ART: James Turrell

Saturday, June 22

CITY GEM: Coney Island Mermaid Parade It was almost the Coney Island Mermaid Parade that didn’t happen, but thanks to the thousands of fans of the yearly summer celebration, the mermaids and other creatures of the sea will once again walk down the streets of Coney Island that were ravaged by Hurricane Sandy less than a year ago. After a Kickstarter that raised well over the $100,000 mark, the largest art parade in the nation returns with all the colorful characters walking through the iconic Brooklyn neighborhood, and King Neptune Judah Friedlander and Queen Mermaid Carole Radziwill overseeing all the festivities. — Jason Diamond

FESTIVAL: Tropfest New York 2013 When you’re the world’s largest short film festival, setting up a huge screen in the middle of Prospect Park, getting a Golden Globe-nominated actor like Liev Schreiber to host, and securing a musical lineup that includes a DJ set by Neon Indian and live performances by Chairlift, Bear in Heaven, and Ghost Beach seems like a snap (not). Welcome to Tropfest, a cinematic celebration that originated in Sydney, Australia in 1993. After a successful launch in New York last year, the festival returns, but this time graces Brooklyn with its greatness.

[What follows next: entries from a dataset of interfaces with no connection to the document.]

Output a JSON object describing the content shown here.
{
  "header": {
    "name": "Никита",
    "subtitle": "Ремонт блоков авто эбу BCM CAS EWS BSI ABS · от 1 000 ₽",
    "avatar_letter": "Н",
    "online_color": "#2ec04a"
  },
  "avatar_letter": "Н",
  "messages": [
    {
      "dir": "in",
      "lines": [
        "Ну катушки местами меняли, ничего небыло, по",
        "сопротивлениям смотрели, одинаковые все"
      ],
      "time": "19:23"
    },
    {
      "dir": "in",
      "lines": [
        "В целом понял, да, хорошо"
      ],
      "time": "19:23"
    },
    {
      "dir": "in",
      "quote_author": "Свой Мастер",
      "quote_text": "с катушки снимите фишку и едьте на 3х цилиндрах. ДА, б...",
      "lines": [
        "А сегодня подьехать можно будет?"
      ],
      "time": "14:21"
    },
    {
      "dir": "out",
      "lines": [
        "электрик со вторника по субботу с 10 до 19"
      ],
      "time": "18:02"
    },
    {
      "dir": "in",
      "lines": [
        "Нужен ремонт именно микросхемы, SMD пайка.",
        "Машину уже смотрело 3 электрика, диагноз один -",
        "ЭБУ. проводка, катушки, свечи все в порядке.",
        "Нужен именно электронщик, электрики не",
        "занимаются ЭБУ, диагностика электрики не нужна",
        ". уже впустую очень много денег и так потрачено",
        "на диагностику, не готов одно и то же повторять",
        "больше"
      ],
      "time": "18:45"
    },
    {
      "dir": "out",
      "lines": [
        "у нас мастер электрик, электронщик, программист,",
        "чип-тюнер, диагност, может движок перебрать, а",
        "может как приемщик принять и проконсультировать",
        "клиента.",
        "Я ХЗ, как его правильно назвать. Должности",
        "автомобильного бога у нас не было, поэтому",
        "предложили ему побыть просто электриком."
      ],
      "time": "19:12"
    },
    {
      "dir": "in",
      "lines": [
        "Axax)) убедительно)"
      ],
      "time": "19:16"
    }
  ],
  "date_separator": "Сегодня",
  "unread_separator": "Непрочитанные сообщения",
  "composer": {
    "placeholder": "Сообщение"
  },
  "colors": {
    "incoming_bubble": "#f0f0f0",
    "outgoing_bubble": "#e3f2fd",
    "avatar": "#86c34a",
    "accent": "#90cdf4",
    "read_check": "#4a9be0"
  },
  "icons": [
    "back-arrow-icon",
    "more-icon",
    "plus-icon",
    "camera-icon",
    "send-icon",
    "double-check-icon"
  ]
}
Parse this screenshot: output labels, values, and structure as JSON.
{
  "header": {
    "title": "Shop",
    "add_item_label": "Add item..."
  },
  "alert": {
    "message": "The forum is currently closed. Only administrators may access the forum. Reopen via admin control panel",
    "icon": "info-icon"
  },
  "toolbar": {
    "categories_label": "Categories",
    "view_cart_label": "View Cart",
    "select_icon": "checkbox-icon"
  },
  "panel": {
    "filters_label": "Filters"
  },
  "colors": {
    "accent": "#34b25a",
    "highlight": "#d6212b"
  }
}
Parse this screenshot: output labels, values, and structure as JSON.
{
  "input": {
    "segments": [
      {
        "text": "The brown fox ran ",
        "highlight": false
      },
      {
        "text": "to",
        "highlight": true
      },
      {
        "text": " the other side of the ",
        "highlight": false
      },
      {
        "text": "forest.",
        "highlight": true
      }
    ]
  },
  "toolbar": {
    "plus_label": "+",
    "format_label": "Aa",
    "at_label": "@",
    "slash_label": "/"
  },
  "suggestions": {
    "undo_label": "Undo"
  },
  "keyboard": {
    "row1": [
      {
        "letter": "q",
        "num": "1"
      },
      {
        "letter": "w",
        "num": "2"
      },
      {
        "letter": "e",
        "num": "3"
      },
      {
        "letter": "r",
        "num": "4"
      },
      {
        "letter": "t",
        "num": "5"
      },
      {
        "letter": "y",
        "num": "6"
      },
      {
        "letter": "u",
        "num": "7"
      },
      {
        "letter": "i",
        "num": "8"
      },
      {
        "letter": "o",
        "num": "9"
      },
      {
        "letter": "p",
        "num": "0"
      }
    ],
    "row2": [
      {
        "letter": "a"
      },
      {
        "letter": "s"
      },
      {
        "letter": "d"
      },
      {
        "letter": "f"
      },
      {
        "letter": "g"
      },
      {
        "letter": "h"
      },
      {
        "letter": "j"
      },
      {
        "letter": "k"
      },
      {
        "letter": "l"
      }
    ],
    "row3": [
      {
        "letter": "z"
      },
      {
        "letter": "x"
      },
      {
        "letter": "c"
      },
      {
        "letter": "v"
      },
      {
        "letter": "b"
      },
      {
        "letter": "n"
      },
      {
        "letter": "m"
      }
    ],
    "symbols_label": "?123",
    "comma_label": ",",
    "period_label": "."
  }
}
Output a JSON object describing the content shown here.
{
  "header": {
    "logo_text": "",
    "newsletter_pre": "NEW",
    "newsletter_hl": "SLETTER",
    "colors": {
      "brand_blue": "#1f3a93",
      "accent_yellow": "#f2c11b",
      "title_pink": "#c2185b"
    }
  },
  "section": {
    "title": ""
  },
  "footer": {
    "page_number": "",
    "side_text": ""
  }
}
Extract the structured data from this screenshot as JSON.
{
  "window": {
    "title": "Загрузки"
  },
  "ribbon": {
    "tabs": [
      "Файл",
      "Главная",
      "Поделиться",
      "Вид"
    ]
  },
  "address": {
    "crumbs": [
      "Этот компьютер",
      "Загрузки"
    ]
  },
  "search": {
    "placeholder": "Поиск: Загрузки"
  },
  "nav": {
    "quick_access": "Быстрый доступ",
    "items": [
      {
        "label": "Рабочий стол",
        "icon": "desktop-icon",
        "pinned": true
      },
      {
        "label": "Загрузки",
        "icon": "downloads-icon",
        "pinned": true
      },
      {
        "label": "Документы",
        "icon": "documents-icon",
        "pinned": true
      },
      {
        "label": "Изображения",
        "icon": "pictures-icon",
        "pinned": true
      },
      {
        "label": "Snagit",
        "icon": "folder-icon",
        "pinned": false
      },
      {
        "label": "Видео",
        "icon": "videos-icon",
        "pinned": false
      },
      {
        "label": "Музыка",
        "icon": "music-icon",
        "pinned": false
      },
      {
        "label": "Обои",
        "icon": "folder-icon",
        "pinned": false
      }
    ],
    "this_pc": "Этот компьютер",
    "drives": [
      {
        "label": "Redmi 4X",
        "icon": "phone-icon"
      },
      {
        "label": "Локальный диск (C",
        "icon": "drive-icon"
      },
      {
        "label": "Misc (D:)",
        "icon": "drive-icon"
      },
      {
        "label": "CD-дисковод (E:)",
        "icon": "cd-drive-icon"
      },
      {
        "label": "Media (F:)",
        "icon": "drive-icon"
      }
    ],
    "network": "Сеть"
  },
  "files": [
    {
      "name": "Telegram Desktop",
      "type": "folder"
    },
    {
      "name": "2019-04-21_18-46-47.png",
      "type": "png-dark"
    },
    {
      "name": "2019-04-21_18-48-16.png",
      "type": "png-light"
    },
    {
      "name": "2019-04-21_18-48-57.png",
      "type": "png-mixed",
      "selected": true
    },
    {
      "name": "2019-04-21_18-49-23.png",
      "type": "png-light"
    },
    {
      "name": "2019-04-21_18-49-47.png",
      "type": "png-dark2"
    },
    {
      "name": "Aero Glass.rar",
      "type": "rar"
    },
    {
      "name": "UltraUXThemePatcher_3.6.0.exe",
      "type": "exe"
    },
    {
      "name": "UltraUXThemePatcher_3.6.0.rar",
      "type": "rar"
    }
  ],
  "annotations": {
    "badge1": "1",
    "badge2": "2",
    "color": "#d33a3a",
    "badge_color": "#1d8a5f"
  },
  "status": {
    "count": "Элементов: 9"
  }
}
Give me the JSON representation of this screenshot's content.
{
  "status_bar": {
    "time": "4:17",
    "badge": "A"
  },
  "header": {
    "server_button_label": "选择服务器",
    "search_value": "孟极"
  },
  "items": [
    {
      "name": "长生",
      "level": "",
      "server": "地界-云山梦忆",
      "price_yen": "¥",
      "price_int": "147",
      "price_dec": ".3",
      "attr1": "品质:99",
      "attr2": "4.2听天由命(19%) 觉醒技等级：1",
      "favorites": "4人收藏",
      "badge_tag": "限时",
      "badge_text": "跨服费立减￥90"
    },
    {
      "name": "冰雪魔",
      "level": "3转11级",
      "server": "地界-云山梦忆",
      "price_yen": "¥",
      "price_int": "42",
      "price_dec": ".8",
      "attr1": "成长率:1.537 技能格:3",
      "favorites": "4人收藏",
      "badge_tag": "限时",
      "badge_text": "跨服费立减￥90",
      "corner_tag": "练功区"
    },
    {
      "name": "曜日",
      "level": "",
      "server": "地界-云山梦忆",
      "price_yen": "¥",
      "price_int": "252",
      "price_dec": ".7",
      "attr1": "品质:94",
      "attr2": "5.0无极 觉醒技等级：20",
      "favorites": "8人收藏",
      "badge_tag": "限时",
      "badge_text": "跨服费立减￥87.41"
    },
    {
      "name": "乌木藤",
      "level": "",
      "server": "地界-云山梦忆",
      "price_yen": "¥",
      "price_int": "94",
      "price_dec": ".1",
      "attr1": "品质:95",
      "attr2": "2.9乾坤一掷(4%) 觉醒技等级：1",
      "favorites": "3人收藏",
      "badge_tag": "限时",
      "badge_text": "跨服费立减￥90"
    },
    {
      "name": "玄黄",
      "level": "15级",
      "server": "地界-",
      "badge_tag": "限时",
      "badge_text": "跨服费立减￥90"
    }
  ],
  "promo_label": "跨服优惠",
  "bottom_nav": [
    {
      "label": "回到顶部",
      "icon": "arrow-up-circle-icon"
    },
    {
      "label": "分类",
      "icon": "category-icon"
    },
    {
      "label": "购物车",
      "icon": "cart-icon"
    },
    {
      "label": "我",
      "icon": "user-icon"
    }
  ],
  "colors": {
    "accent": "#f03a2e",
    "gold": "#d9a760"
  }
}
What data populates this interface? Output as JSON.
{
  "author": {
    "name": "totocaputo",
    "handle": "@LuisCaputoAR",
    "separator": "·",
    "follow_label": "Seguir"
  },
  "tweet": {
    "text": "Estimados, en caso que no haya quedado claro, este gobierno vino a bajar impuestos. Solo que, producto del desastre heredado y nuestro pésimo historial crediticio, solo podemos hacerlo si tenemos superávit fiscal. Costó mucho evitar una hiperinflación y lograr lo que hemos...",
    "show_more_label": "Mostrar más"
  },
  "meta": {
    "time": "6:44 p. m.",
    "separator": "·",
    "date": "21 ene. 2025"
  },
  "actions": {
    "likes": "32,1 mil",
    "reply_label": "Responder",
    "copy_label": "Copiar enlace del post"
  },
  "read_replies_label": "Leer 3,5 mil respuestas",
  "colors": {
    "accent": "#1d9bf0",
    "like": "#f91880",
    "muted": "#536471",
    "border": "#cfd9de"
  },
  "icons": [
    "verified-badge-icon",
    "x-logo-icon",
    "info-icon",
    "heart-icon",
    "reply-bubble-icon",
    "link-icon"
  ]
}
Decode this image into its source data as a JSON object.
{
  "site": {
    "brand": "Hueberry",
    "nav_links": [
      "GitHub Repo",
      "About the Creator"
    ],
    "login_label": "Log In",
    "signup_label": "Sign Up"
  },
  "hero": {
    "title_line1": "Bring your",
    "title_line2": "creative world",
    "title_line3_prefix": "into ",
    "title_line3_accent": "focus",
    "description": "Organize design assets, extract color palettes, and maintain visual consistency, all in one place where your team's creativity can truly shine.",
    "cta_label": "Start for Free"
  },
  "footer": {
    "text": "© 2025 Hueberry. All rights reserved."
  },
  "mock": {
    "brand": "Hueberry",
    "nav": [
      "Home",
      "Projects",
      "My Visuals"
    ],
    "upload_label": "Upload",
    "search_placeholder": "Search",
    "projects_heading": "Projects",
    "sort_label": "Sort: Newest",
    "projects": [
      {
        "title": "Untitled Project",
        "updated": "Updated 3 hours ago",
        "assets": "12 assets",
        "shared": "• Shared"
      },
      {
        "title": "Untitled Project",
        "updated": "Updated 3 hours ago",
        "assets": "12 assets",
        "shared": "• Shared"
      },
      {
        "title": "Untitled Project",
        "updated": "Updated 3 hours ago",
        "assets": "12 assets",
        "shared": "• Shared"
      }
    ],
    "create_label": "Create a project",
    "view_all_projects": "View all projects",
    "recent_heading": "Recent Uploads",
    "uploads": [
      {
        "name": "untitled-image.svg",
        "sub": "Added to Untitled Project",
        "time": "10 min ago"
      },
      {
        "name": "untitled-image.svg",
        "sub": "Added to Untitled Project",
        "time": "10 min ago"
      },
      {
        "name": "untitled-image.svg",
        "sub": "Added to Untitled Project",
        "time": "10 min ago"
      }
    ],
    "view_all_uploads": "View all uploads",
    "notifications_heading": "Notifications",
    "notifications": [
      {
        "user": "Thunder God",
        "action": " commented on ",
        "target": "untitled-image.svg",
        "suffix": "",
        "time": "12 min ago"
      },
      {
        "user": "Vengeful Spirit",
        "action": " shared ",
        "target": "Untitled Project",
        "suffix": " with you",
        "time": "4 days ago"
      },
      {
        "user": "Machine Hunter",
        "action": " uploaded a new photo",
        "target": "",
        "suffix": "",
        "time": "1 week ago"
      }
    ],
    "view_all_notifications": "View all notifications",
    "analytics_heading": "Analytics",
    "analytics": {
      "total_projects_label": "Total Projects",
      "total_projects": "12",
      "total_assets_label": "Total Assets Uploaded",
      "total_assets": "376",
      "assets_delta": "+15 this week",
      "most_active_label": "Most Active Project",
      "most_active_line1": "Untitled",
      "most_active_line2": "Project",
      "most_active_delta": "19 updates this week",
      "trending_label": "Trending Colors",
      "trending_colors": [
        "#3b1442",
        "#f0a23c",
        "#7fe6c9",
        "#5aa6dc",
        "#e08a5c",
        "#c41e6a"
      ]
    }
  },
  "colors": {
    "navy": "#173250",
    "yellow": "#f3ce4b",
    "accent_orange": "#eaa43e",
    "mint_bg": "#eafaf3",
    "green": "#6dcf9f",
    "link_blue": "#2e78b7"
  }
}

Sixteen films screen, all vying for a $20,000 bounty and mega networking opportunities. A team of celebrity judges including Fisher Stevens, Malcolm Gladwell, Lake Bell, and Leonard Lopate help determine the winner. If you want to get in on the fun, just head over to the Tropfest website and RSVP for updates. — Mindy Bond

Sunday, June 23

PARTY: Motor City Bar Closing Party Another great Lower East Side bar bites the dust with the closing of the best shot and a beer with a side of pinball joint in all of lower Manhattan. Motor City Bar closes out 17 years of getting people drunk with The Swingin’ Neckbreakers, Baby Shakes, and a whole bunch of DJs that will be spinning the kind of dirty rock and roll the bar has been churning out for almost two decades. — Jason Diamond